[Source records]
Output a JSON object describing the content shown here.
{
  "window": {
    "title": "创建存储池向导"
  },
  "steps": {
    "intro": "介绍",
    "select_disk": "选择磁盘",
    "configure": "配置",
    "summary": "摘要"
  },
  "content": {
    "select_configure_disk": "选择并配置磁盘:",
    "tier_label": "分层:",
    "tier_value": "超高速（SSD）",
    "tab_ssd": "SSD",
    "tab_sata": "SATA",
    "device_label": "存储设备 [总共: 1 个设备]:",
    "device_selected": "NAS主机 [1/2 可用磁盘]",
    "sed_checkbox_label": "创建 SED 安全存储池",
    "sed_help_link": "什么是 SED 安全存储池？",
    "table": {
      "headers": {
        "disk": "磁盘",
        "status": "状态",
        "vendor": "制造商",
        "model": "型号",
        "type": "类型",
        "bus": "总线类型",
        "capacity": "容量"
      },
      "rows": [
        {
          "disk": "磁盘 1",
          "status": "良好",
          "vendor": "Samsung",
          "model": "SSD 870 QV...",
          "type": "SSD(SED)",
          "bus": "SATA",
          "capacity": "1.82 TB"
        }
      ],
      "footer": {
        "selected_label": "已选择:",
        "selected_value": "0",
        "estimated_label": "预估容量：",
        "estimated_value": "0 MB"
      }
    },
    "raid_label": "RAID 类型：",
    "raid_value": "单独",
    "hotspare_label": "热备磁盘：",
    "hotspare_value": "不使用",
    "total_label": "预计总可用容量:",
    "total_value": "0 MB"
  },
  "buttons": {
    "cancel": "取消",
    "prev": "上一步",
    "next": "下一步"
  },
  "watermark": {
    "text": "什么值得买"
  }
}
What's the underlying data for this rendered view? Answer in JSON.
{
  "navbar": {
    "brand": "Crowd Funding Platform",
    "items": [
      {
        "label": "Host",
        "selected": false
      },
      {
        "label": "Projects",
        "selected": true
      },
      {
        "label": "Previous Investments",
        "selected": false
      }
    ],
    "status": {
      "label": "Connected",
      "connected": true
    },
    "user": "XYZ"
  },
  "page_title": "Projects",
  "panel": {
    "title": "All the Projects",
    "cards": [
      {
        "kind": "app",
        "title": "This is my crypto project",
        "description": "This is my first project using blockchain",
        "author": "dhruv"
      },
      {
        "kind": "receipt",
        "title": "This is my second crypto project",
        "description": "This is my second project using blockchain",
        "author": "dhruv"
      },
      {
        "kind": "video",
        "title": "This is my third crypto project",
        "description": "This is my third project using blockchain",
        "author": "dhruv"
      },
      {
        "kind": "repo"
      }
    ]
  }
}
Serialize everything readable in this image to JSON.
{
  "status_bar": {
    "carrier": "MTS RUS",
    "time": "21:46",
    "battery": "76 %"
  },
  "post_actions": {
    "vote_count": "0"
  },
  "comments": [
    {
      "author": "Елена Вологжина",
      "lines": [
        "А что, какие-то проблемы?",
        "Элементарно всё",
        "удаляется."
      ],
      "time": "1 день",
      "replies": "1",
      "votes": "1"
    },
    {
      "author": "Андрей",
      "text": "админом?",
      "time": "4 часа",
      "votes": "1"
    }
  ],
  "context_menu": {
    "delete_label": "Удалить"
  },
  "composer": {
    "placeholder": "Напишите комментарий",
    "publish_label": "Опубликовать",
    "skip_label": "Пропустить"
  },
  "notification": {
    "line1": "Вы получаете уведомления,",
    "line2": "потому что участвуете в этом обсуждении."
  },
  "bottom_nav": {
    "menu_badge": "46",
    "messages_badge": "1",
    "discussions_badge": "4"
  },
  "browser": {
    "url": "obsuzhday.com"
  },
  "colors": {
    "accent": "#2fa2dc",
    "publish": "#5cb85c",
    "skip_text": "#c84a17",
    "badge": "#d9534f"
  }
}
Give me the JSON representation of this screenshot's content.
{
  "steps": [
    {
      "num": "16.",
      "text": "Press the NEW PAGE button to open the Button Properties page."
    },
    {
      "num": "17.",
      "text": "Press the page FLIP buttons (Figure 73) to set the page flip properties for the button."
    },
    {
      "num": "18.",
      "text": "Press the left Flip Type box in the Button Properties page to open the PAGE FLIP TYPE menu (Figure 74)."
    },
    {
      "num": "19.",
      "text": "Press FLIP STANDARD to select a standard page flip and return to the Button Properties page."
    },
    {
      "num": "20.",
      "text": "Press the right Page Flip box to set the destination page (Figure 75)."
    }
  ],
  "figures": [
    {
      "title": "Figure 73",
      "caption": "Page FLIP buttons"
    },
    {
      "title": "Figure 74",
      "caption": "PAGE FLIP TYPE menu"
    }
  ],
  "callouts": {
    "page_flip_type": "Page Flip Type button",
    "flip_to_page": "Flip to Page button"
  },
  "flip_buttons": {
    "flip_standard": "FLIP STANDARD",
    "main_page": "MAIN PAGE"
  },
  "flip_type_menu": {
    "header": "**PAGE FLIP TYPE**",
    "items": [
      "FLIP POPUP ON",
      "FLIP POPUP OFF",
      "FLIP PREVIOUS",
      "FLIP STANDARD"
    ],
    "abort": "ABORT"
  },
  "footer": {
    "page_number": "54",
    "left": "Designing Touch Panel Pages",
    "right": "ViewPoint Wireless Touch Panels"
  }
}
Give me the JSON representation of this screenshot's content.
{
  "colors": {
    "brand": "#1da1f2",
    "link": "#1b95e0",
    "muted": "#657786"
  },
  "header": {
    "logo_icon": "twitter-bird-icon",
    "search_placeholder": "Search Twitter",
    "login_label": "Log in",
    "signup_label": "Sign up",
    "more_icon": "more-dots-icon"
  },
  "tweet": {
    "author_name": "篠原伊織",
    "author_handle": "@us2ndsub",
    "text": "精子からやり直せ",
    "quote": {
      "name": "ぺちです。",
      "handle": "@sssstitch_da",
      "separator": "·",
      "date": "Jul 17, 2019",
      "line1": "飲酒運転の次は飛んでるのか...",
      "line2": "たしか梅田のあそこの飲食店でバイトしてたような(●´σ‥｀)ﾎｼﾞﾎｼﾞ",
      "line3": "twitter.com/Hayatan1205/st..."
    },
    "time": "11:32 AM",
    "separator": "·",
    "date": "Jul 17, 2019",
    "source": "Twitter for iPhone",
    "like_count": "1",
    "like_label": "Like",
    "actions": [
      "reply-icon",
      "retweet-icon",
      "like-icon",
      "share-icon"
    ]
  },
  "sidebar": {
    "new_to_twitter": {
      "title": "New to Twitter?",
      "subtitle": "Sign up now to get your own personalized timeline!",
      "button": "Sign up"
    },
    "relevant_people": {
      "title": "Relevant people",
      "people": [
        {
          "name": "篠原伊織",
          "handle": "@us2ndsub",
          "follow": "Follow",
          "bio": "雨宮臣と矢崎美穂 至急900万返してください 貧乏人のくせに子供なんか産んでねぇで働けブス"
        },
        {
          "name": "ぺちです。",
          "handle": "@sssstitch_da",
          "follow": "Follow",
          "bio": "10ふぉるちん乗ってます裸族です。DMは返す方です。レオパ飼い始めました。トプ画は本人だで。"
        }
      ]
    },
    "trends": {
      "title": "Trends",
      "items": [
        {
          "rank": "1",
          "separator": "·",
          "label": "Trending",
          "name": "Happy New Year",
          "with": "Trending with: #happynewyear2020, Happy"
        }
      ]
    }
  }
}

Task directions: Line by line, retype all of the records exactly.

Exercise result:
Output a JSON object describing the content shown here.
{
  "window": {
    "title": "创建存储池向导"
  },
  "steps": {
    "intro": "介绍",
    "select_disk": "选择磁盘",
    "configure": "配置",
    "summary": "摘要"
  },
  "content": {
    "select_configure_disk": "选择并配置磁盘:",
    "tier_label": "分层:",
    "tier_value": "超高速（SSD）",
    "tab_ssd": "SSD",
    "tab_sata": "SATA",
    "device_label": "存储设备 [总共: 1 个设备]:",
    "device_selected": "NAS主机 [1/2 可用磁盘]",
    "sed_checkbox_label": "创建 SED 安全存储池",
    "sed_help_link": "什么是 SED 安全存储池？",
    "table": {
      "headers": {
        "disk": "磁盘",
        "status": "状态",
        "vendor": "制造商",
        "model": "型号",
        "type": "类型",
        "bus": "总线类型",
        "capacity": "容量"
      },
      "rows": [
        {
          "disk": "磁盘 1",
          "status": "良好",
          "vendor": "Samsung",
          "model": "SSD 870 QV...",
          "type": "SSD(SED)",
          "bus": "SATA",
          "capacity": "1.82 TB"
        }
      ],
      "footer": {
        "selected_label": "已选择:",
        "selected_value": "0",
        "estimated_label": "预估容量：",
        "estimated_value": "0 MB"
      }
    },
    "raid_label": "RAID 类型：",
    "raid_value": "单独",
    "hotspare_label": "热备磁盘：",
    "hotspare_value": "不使用",
    "total_label": "预计总可用容量:",
    "total_value": "0 MB"
  },
  "buttons": {
    "cancel": "取消",
    "prev": "上一步",
    "next": "下一步"
  },
  "watermark": {
    "text": "什么值得买"
  }
}
What's the underlying data for this rendered view? Answer in JSON.
{
  "navbar": {
    "brand": "Crowd Funding Platform",
    "items": [
      {
        "label": "Host",
        "selected": false
      },
      {
        "label": "Projects",
        "selected": true
      },
      {
        "label": "Previous Investments",
        "selected": false
      }
    ],
    "status": {
      "label": "Connected",
      "connected": true
    },
    "user": "XYZ"
  },
  "page_title": "Projects",
  "panel": {
    "title": "All the Projects",
    "cards": [
      {
        "kind": "app",
        "title": "This is my crypto project",
        "description": "This is my first project using blockchain",
        "author": "dhruv"
      },
      {
        "kind": "receipt",
        "title": "This is my second crypto project",
        "description": "This is my second project using blockchain",
        "author": "dhruv"
      },
      {
        "kind": "video",
        "title": "This is my third crypto project",
        "description": "This is my third project using blockchain",
        "author": "dhruv"
      },
      {
        "kind": "repo"
      }
    ]
  }
}
Serialize everything readable in this image to JSON.
{
  "status_bar": {
    "carrier": "MTS RUS",
    "time": "21:46",
    "battery": "76 %"
  },
  "post_actions": {
    "vote_count": "0"
  },
  "comments": [
    {
      "author": "Елена Вологжина",
      "lines": [
        "А что, какие-то проблемы?",
        "Элементарно всё",
        "удаляется."
      ],
      "time": "1 день",
      "replies": "1",
      "votes": "1"
    },
    {
      "author": "Андрей",
      "text": "админом?",
      "time": "4 часа",
      "votes": "1"
    }
  ],
  "context_menu": {
    "delete_label": "Удалить"
  },
  "composer": {
    "placeholder": "Напишите комментарий",
    "publish_label": "Опубликовать",
    "skip_label": "Пропустить"
  },
  "notification": {
    "line1": "Вы получаете уведомления,",
    "line2": "потому что участвуете в этом обсуждении."
  },
  "bottom_nav": {
    "menu_badge": "46",
    "messages_badge": "1",
    "discussions_badge": "4"
  },
  "browser": {
    "url": "obsuzhday.com"
  },
  "colors": {
    "accent": "#2fa2dc",
    "publish": "#5cb85c",
    "skip_text": "#c84a17",
    "badge": "#d9534f"
  }
}
Give me the JSON representation of this screenshot's content.
{
  "steps": [
    {
      "num": "16.",
      "text": "Press the NEW PAGE button to open the Button Properties page."
    },
    {
      "num": "17.",
      "text": "Press the page FLIP buttons (Figure 73) to set the page flip properties for the button."
    },
    {
      "num": "18.",
      "text": "Press the left Flip Type box in the Button Properties page to open the PAGE FLIP TYPE menu (Figure 74)."
    },
    {
      "num": "19.",
      "text": "Press FLIP STANDARD to select a standard page flip and return to the Button Properties page."
    },
    {
      "num": "20.",
      "text": "Press the right Page Flip box to set the destination page (Figure 75)."
    }
  ],
  "figures": [
    {
      "title": "Figure 73",
      "caption": "Page FLIP buttons"
    },
    {
      "title": "Figure 74",
      "caption": "PAGE FLIP TYPE menu"
    }
  ],
  "callouts": {
    "page_flip_type": "Page Flip Type button",
    "flip_to_page": "Flip to Page button"
  },
  "flip_buttons": {
    "flip_standard": "FLIP STANDARD",
    "main_page": "MAIN PAGE"
  },
  "flip_type_menu": {
    "header": "**PAGE FLIP TYPE**",
    "items": [
      "FLIP POPUP ON",
      "FLIP POPUP OFF",
      "FLIP PREVIOUS",
      "FLIP STANDARD"
    ],
    "abort": "ABORT"
  },
  "footer": {
    "page_number": "54",
    "left": "Designing Touch Panel Pages",
    "right": "ViewPoint Wireless Touch Panels"
  }
}
Give me the JSON representation of this screenshot's content.
{
  "colors": {
    "brand": "#1da1f2",
    "link": "#1b95e0",
    "muted": "#657786"
  },
  "header": {
    "logo_icon": "twitter-bird-icon",
    "search_placeholder": "Search Twitter",
    "login_label": "Log in",
    "signup_label": "Sign up",
    "more_icon": "more-dots-icon"
  },
  "tweet": {
    "author_name": "篠原伊織",
    "author_handle": "@us2ndsub",
    "text": "精子からやり直せ",
    "quote": {
      "name": "ぺちです。",
      "handle": "@sssstitch_da",
      "separator": "·",
      "date": "Jul 17, 2019",
      "line1": "飲酒運転の次は飛んでるのか...",
      "line2": "たしか梅田のあそこの飲食店でバイトしてたような(●´σ‥｀)ﾎｼﾞﾎｼﾞ",
      "line3": "twitter.com/Hayatan1205/st..."
    },
    "time": "11:32 AM",
    "separator": "·",
    "date": "Jul 17, 2019",
    "source": "Twitter for iPhone",
    "like_count": "1",
    "like_label": "Like",
    "actions": [
      "reply-icon",
      "retweet-icon",
      "like-icon",
      "share-icon"
    ]
  },
  "sidebar": {
    "new_to_twitter": {
      "title": "New to Twitter?",
      "subtitle": "Sign up now to get your own personalized timeline!",
      "button": "Sign up"
    },
    "relevant_people": {
      "title": "Relevant people",
      "people": [
        {
          "name": "篠原伊織",
          "handle": "@us2ndsub",
          "follow": "Follow",
          "bio": "雨宮臣と矢崎美穂 至急900万返してください 貧乏人のくせに子供なんか産んでねぇで働けブス"
        },
        {
          "name": "ぺちです。",
          "handle": "@sssstitch_da",
          "follow": "Follow",
          "bio": "10ふぉるちん乗ってます裸族です。DMは返す方です。レオパ飼い始めました。トプ画は本人だで。"
        }
      ]
    },
    "trends": {
      "title": "Trends",
      "items": [
        {
          "rank": "1",
          "separator": "·",
          "label": "Trending",
          "name": "Happy New Year",
          "with": "Trending with: #happynewyear2020, Happy"
        }
      ]
    }
  }
}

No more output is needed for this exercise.